(Dataset excerpts)
———

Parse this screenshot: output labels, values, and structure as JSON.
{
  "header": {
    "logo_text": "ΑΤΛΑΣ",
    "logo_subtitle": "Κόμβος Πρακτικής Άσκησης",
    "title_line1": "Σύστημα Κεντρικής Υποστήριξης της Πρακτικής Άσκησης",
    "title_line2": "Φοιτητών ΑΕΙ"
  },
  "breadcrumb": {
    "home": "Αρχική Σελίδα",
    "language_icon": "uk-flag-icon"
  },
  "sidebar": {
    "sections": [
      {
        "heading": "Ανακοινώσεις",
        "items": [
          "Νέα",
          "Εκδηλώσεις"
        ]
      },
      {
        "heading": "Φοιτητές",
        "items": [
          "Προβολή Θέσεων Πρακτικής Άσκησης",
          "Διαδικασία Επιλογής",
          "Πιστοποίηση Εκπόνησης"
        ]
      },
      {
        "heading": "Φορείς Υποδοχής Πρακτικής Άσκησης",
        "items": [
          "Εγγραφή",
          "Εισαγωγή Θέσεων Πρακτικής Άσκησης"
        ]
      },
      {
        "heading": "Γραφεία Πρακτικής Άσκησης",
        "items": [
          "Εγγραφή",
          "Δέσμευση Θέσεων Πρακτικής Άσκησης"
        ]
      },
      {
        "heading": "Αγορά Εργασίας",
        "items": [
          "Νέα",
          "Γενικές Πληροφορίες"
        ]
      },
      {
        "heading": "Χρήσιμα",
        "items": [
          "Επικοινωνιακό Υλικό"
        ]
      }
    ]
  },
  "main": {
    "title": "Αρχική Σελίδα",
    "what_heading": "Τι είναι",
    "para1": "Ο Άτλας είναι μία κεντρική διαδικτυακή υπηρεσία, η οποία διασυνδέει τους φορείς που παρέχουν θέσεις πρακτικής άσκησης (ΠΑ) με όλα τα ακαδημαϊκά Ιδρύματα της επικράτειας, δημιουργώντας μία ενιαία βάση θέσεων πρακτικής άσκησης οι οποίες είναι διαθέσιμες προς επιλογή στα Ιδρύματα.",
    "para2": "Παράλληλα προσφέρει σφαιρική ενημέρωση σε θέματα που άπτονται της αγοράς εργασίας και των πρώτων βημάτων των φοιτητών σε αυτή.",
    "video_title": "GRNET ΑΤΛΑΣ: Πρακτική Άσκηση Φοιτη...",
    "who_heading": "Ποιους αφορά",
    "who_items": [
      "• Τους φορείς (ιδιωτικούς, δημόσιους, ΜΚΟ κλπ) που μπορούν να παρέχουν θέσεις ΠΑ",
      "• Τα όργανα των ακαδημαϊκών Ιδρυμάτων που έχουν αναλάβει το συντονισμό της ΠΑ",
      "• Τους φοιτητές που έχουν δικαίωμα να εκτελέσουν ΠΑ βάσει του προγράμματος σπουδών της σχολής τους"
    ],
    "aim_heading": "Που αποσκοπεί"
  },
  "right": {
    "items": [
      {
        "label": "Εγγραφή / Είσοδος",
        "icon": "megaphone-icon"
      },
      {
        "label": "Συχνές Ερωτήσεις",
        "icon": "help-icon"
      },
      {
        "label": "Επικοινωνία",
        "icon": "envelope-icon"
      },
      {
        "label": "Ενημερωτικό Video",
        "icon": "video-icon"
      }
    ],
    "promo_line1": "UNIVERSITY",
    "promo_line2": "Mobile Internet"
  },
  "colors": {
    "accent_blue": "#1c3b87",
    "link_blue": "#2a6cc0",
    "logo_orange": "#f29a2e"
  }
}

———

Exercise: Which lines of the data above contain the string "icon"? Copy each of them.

Written response:
    "language_icon": "uk-flag-icon"
        "icon": "megaphone-icon"
        "icon": "help-icon"
        "icon": "envelope-icon"
        "icon": "video-icon"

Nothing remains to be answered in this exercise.